Problem to work on → Copy all the records exactly, but keep the pictures out of your version.

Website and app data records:
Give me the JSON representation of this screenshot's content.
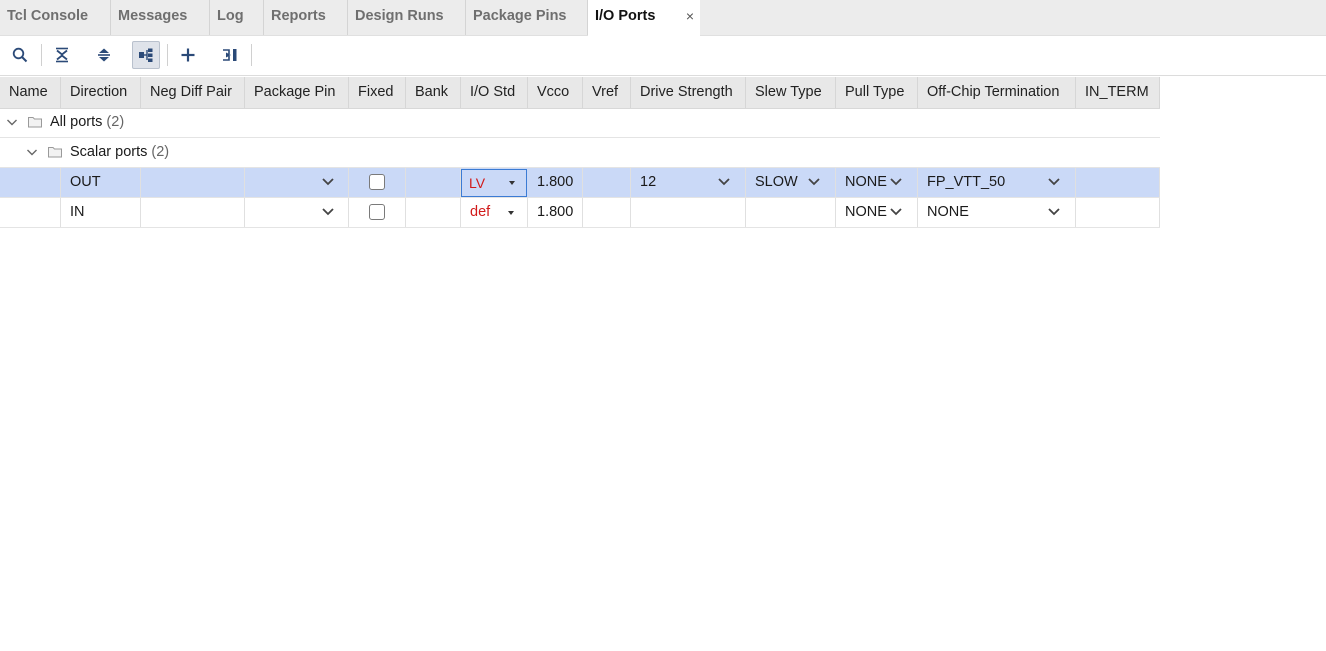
{
  "tabs": [
    {
      "label": "Tcl Console"
    },
    {
      "label": "Messages"
    },
    {
      "label": "Log"
    },
    {
      "label": "Reports"
    },
    {
      "label": "Design Runs"
    },
    {
      "label": "Package Pins"
    },
    {
      "label": "I/O Ports",
      "active": true,
      "close": "×"
    }
  ],
  "toolbar": {
    "buttons": [
      "search-icon",
      "collapse-all-icon",
      "expand-all-icon",
      "group-by-interface-icon",
      "add-icon",
      "auto-assign-icon"
    ],
    "pressed": "group-by-interface-icon"
  },
  "columns": [
    "Name",
    "Direction",
    "Neg Diff Pair",
    "Package Pin",
    "Fixed",
    "Bank",
    "I/O Std",
    "Vcco",
    "Vref",
    "Drive Strength",
    "Slew Type",
    "Pull Type",
    "Off-Chip Termination",
    "IN_TERM"
  ],
  "tree": {
    "all_ports": {
      "label": "All ports",
      "count": "(2)"
    },
    "scalar_ports": {
      "label": "Scalar ports",
      "count": "(2)"
    }
  },
  "ports": [
    {
      "name": "OUT",
      "direction": "",
      "neg_diff_pair": "",
      "package_pin": "",
      "fixed": false,
      "bank": "",
      "io_std": "LV",
      "vcco": "1.800",
      "vref": "",
      "drive_strength": "12",
      "slew_type": "SLOW",
      "pull_type": "NONE",
      "off_chip_termination": "FP_VTT_50",
      "in_term": "",
      "selected": true
    },
    {
      "name": "IN",
      "direction": "",
      "neg_diff_pair": "",
      "package_pin": "",
      "fixed": false,
      "bank": "",
      "io_std": "def",
      "vcco": "1.800",
      "vref": "",
      "drive_strength": "",
      "slew_type": "",
      "pull_type": "NONE",
      "off_chip_termination": "NONE",
      "in_term": "",
      "selected": false
    }
  ],
  "colors": {
    "selection": "#cad9f7",
    "error_text": "#d11a1a",
    "focus_border": "#3b7bd4",
    "icon": "#2b4a78"
  }
}
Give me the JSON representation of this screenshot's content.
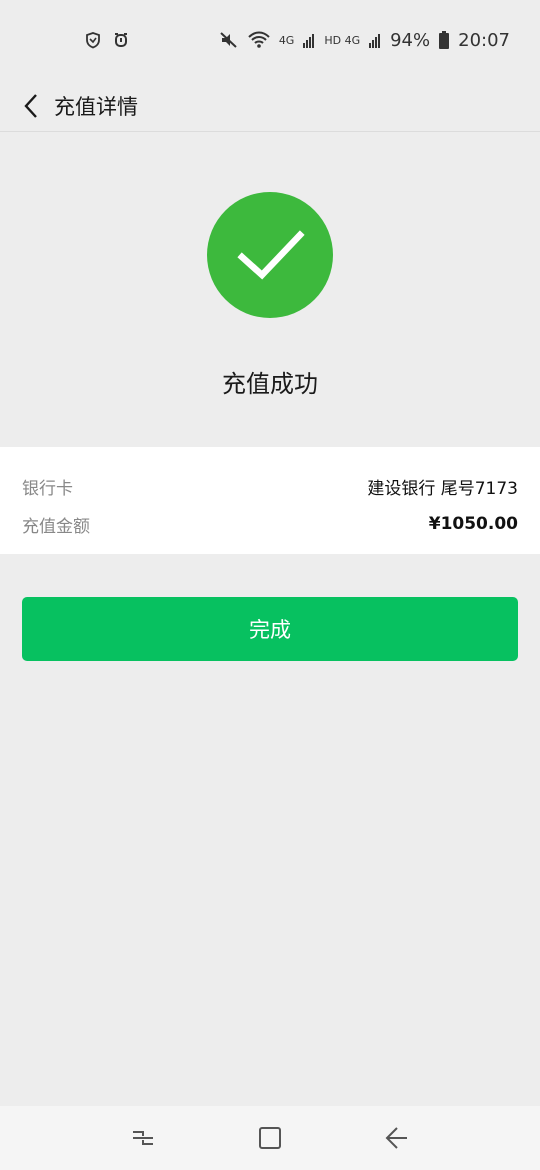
{
  "status_bar": {
    "battery": "94%",
    "time": "20:07",
    "network_a": "4G",
    "network_b": "HD 4G",
    "icons": [
      "shield-icon",
      "alarm-icon",
      "mute-icon",
      "wifi-icon",
      "signal-icon",
      "battery-icon"
    ]
  },
  "header": {
    "title": "充值详情"
  },
  "result": {
    "status_text": "充值成功",
    "icon": "checkmark-icon",
    "color": "#3db93d"
  },
  "details": {
    "rows": [
      {
        "label": "银行卡",
        "value": "建设银行 尾号7173"
      },
      {
        "label": "充值金额",
        "value": "¥1050.00"
      }
    ]
  },
  "actions": {
    "done_label": "完成",
    "color": "#07c160"
  },
  "system_nav": {
    "icons": [
      "recent-apps-icon",
      "home-icon",
      "back-icon"
    ]
  }
}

Your response →
Give me the JSON representation of this screenshot's content.
{
  "tabs": [
    {
      "label": "Tcl Console"
    },
    {
      "label": "Messages"
    },
    {
      "label": "Log"
    },
    {
      "label": "Reports"
    },
    {
      "label": "Design Runs"
    },
    {
      "label": "Package Pins"
    },
    {
      "label": "I/O Ports",
      "active": true,
      "close": "×"
    }
  ],
  "toolbar": {
    "buttons": [
      "search-icon",
      "collapse-all-icon",
      "expand-all-icon",
      "group-by-interface-icon",
      "add-icon",
      "auto-assign-icon"
    ],
    "pressed": "group-by-interface-icon"
  },
  "columns": [
    "Name",
    "Direction",
    "Neg Diff Pair",
    "Package Pin",
    "Fixed",
    "Bank",
    "I/O Std",
    "Vcco",
    "Vref",
    "Drive Strength",
    "Slew Type",
    "Pull Type",
    "Off-Chip Termination",
    "IN_TERM"
  ],
  "tree": {
    "all_ports": {
      "label": "All ports",
      "count": "(2)"
    },
    "scalar_ports": {
      "label": "Scalar ports",
      "count": "(2)"
    }
  },
  "ports": [
    {
      "name": "OUT",
      "direction": "",
      "neg_diff_pair": "",
      "package_pin": "",
      "fixed": false,
      "bank": "",
      "io_std": "LV",
      "vcco": "1.800",
      "vref": "",
      "drive_strength": "12",
      "slew_type": "SLOW",
      "pull_type": "NONE",
      "off_chip_termination": "FP_VTT_50",
      "in_term": "",
      "selected": true
    },
    {
      "name": "IN",
      "direction": "",
      "neg_diff_pair": "",
      "package_pin": "",
      "fixed": false,
      "bank": "",
      "io_std": "def",
      "vcco": "1.800",
      "vref": "",
      "drive_strength": "",
      "slew_type": "",
      "pull_type": "NONE",
      "off_chip_termination": "NONE",
      "in_term": "",
      "selected": false
    }
  ],
  "colors": {
    "selection": "#cad9f7",
    "error_text": "#d11a1a",
    "focus_border": "#3b7bd4",
    "icon": "#2b4a78"
  }
}
Give me the JSON representation of this screenshot's content.
{
  "status_bar": {
    "battery": "94%",
    "time": "20:07",
    "network_a": "4G",
    "network_b": "HD 4G",
    "icons": [
      "shield-icon",
      "alarm-icon",
      "mute-icon",
      "wifi-icon",
      "signal-icon",
      "battery-icon"
    ]
  },
  "header": {
    "title": "充值详情"
  },
  "result": {
    "status_text": "充值成功",
    "icon": "checkmark-icon",
    "color": "#3db93d"
  },
  "details": {
    "rows": [
      {
        "label": "银行卡",
        "value": "建设银行 尾号7173"
      },
      {
        "label": "充值金额",
        "value": "¥1050.00"
      }
    ]
  },
  "actions": {
    "done_label": "完成",
    "color": "#07c160"
  },
  "system_nav": {
    "icons": [
      "recent-apps-icon",
      "home-icon",
      "back-icon"
    ]
  }
}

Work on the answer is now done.